Per the Second Commandment, and the Regulative Principle:

RPW advocates see three categories for what is biblically permissible: 1) express commands, 2) approved examples, and 3) theological inferences.  Well and good, but adding these extra categories mitigates the simplicity of the RPW.  Even worse, it “gives considerable scope for human reflection, in even determining ‘elements’” (471). 

What about the specific words of our prayers? They don’t fit in the above categories.  Are they circumstances? They can’t be that, since they aren’t “common to human actions and societies.” 

What about temple worship?  Not everything in the temple was typological of Christ’s sacrifice. It had prayer, teaching, and praise, yet these weren’t abrogated.

On the sixth commandment he gives an eloquent, and quite frankly emotionally-moving, defense of the unborn, with some interesting history on Operation Rescue. On sexual ethics he points out the naturalistic fallacy in the Roman Catholic arguments against *some* birth control methods. 

In his discussion of the Decalogue he hints at a rebuttal of Kline’s “Intrusion Ethics.” Kline argued that some of God’s more extreme measures (Canaanite genocide) are actually intrusions of God’s final justice.  Well, yes and no.  True, that was a positive command and not to be repeated by the church today. Frame notes that we “do not see biblical evidence of an ‘order’ or ‘sphere’ of common grace” (535). Is this a time or sphere of common grace?  But even if it is, God’s blessings fell upon elect and non-elect within theocratic Israel. 

Is Kline talking about government?  Perhaps, and a holy government is one that bears “the divine name” and “the promise of being crowned with consummation glory” (Kline, Kingdom Prologue, 96). But does Scripture ever describe a government as such?
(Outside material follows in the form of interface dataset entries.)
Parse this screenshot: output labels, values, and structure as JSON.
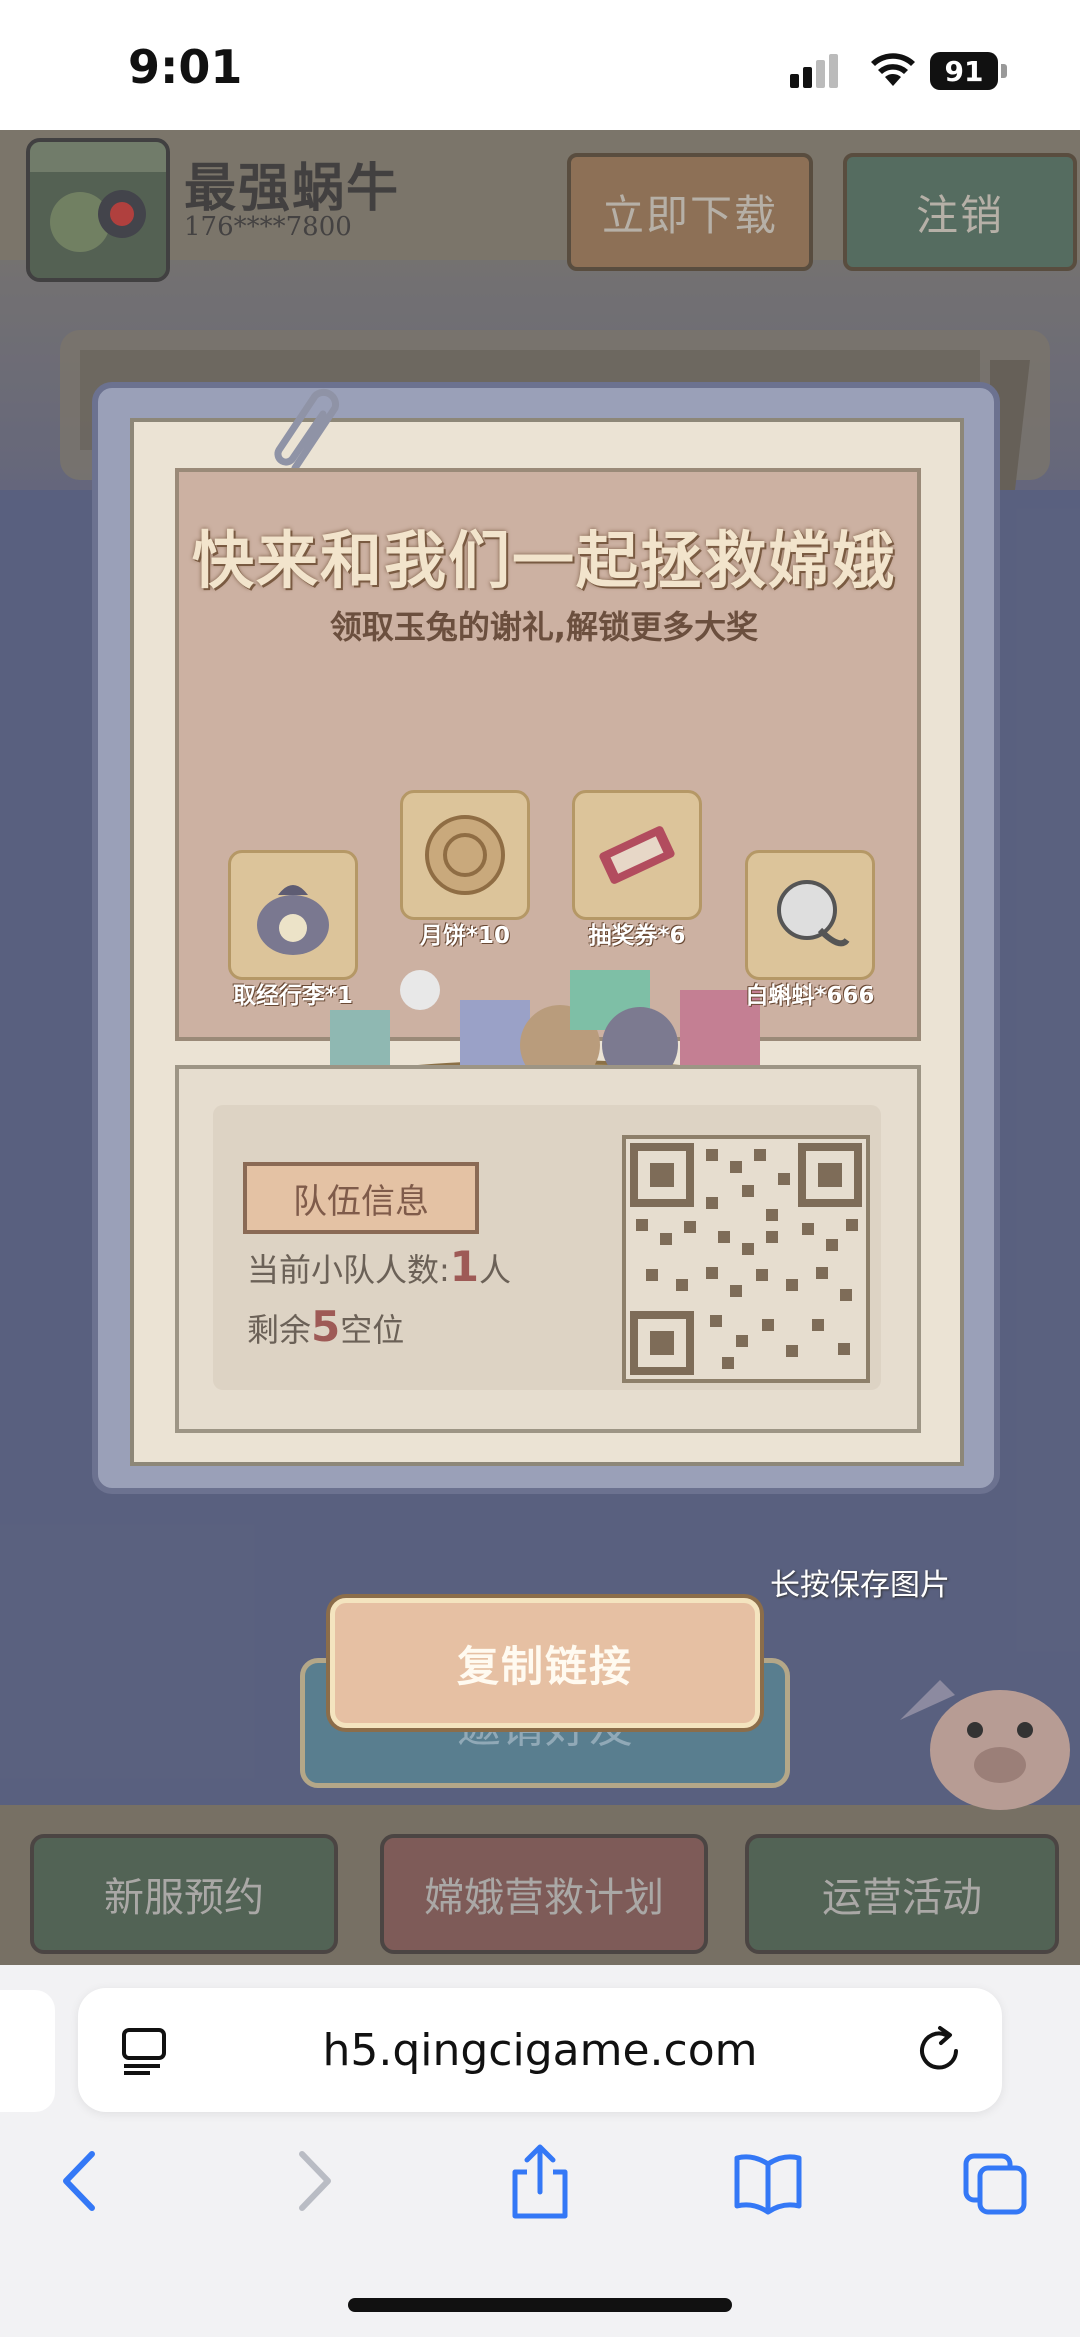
{
  "status_bar": {
    "time": "9:01",
    "battery": "91"
  },
  "game_header": {
    "username": "最强蜗牛",
    "phone": "176****7800",
    "download_label": "立即下载",
    "logout_label": "注销"
  },
  "promo": {
    "title": "快来和我们一起拯救嫦娥",
    "subtitle": "领取玉兔的谢礼,解锁更多大奖",
    "rewards": [
      {
        "label": "取经行李*1",
        "icon": "luggage-bag-icon"
      },
      {
        "label": "月饼*10",
        "icon": "mooncake-icon"
      },
      {
        "label": "抽奖券*6",
        "icon": "lottery-ticket-icon"
      },
      {
        "label": "白蝌蚪*666",
        "icon": "tadpole-icon"
      }
    ]
  },
  "team": {
    "tab_label": "队伍信息",
    "members_prefix": "当前小队人数:",
    "members_count": "1",
    "members_suffix": "人",
    "slots_prefix": "剩余",
    "slots_count": "5",
    "slots_suffix": "空位"
  },
  "actions": {
    "save_hint": "长按保存图片",
    "copy_link_label": "复制链接",
    "invite_label": "邀请好友"
  },
  "bottom_tabs": [
    "新服预约",
    "嫦娥营救计划",
    "运营活动"
  ],
  "browser": {
    "url": "h5.qingcigame.com"
  },
  "colors": {
    "accent": "#3478f6",
    "game_bg": "#5d6585"
  }
}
Israel is a “chosen people,” to be sure, but is the nation itself promised with consummation glory?

In any case, as Frame notes, nothing in Genesis 4-9 suggests a distinction between holy and nonholy governments (536).  And even if it did, that wouldn’t help explain how the modern magistrate, who might happen to be a Christian, is to rule.  What does it mean to rule according to common grace?  How could we even determine which application of “common grace” is more “gracey” or right than the other one?  General Franco of Spain probably had more common grace than either Hitler or Stalin, yet one suspects that the modern advocate of intrusion ethics wouldn’t praise Franco’s regime.

An Army of Psalm Chanters
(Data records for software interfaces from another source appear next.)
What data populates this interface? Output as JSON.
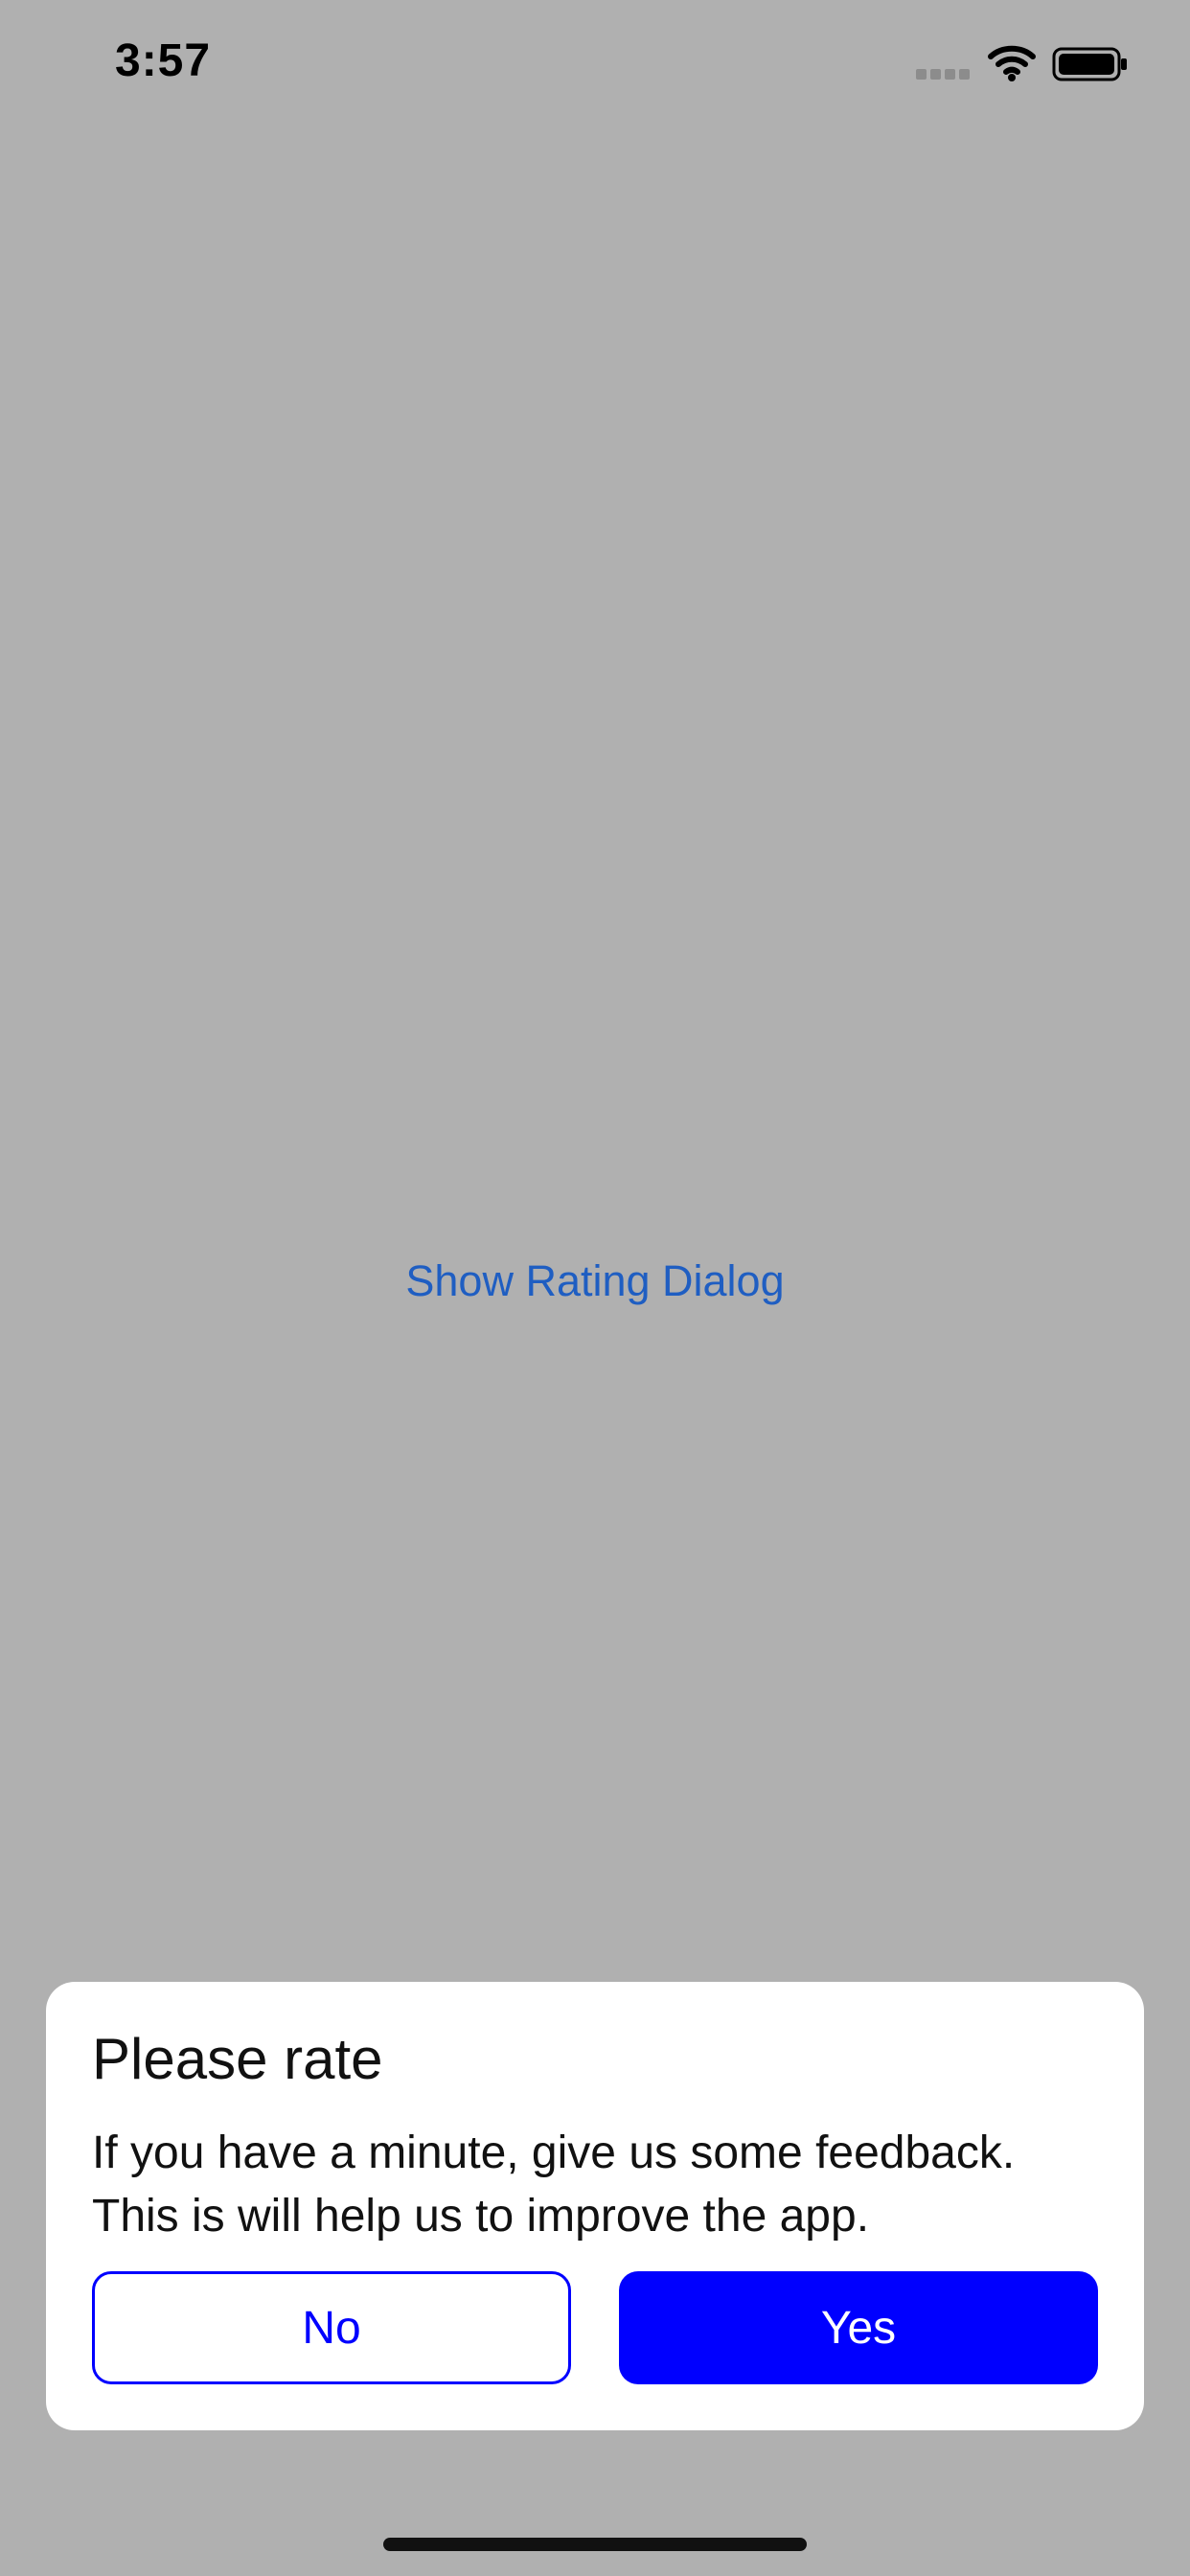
{
  "status_bar": {
    "time": "3:57",
    "icons": {
      "signal": "signal-icon",
      "wifi": "wifi-icon",
      "battery": "battery-icon"
    }
  },
  "main": {
    "link_label": "Show Rating Dialog"
  },
  "dialog": {
    "title": "Please rate",
    "body_lines": [
      "If you have a minute, give us some feedback.",
      "This is will help us to improve the app."
    ],
    "buttons": {
      "no_label": "No",
      "yes_label": "Yes"
    }
  },
  "colors": {
    "background": "#b0b0b0",
    "link": "#1f5ec2",
    "accent": "#0000ff",
    "dialog_background": "#ffffff",
    "text": "#111111"
  }
}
Taken from an old post on Jim Jordan, with some new material.

But let us consider what a Christian view of the Church would be. It would be a place of transformation, not merely of information. Marshaling the people into an army of psalm chanters would be at the top of the list. Indeed, in seminary several psalms would be chanted every day in chapel. The music in the church would be loud, fast, vigorous, instrumental, martial. There would be real feasts. People would be taught that when God splashes water on you, He’s really doing something: He’s putting you into His rainbow.
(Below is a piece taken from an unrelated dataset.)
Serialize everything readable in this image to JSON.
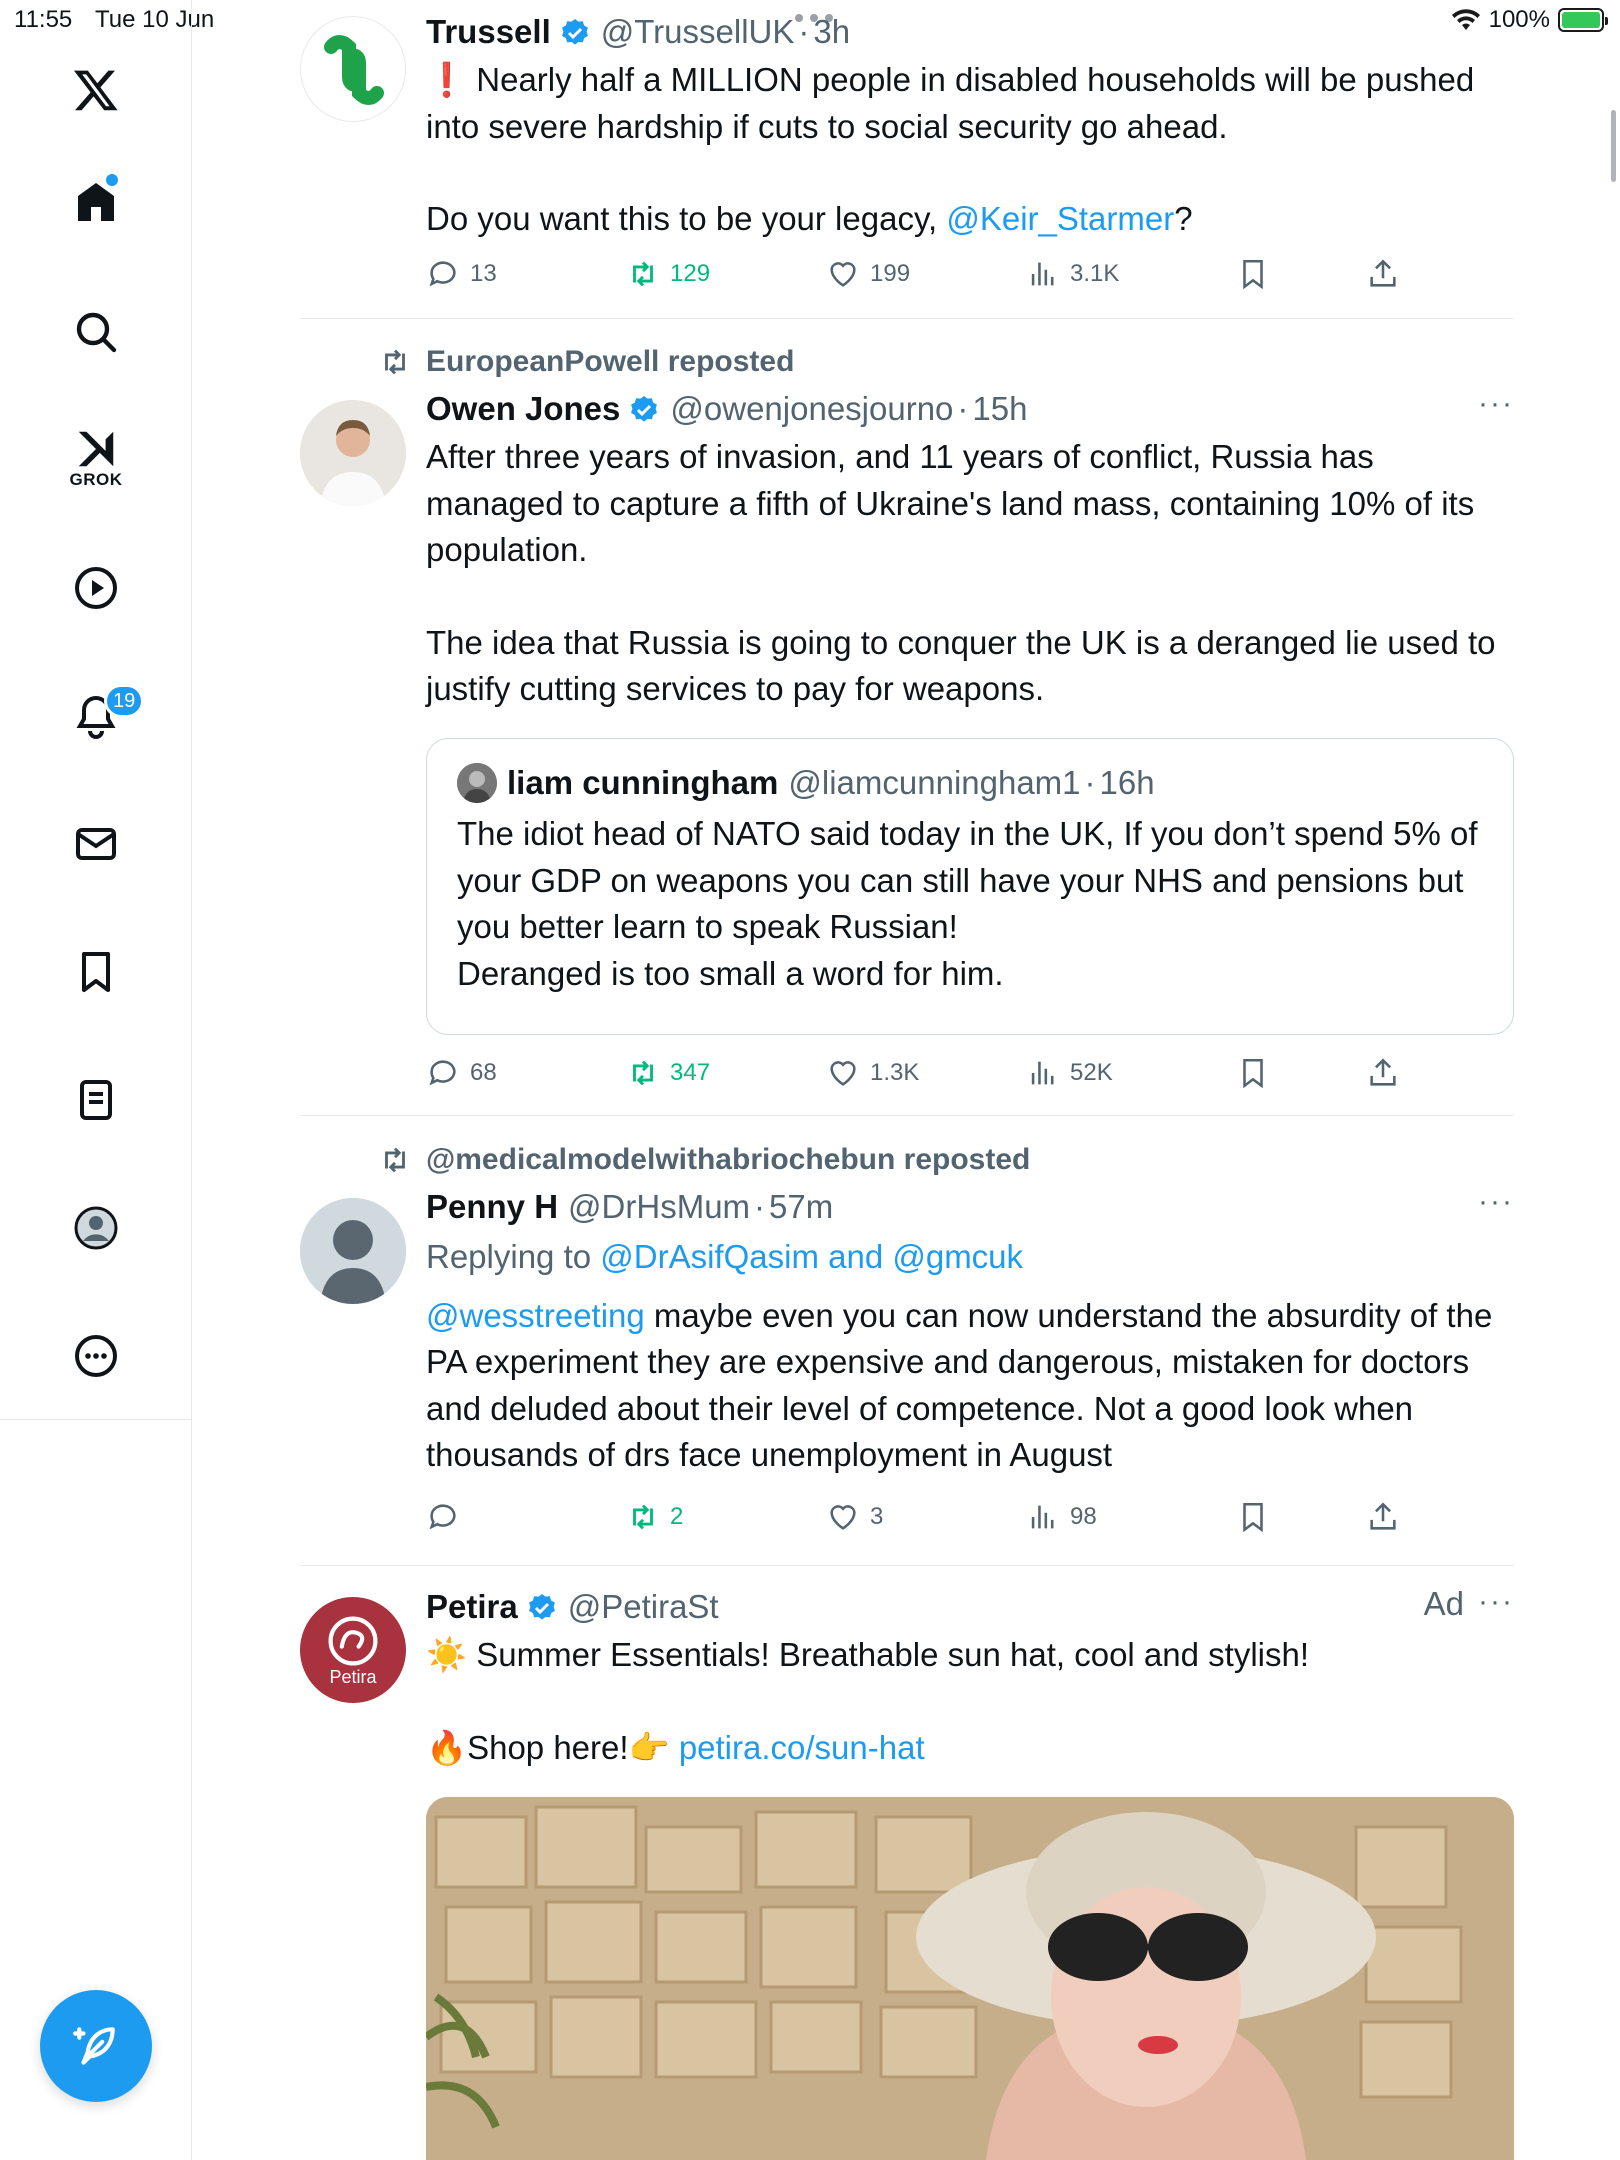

Elsewhere Jordan says

I should like to offer what I regard as a considerable caveat. I do not believe that men who sing pop choruses or plodding Trinity Hymnal songs on Sunday can get very far into Luther or Calvin, or for that matter Turretin. Men whose personal opinion is that society can be left to the devil cannot really get into the outlook of the Reformers.

I submit that it is important to have some feel for what people were singing and how they were singing it at various times in history. Is it a coincidence that “Reformed scholasticism” began to develop at the same time that the fiery dance-like chorales and psalms of the Reformation began to die down into slow, plodding, even-note mush? It is a coincidence that the “Puritans” had problems with assurance of salvation, given their destruction of enthusiastic singing? I don’t think so. People who sing the psalms as real war chants, as war dances that precedebattle, don’t have problems with assurance and don’t have time for scholasticism. Neither do people with strong, fully-sung liturgies.

EO guys used to attack me on assurance.  “Well, how can you know?”  Well, there you have it.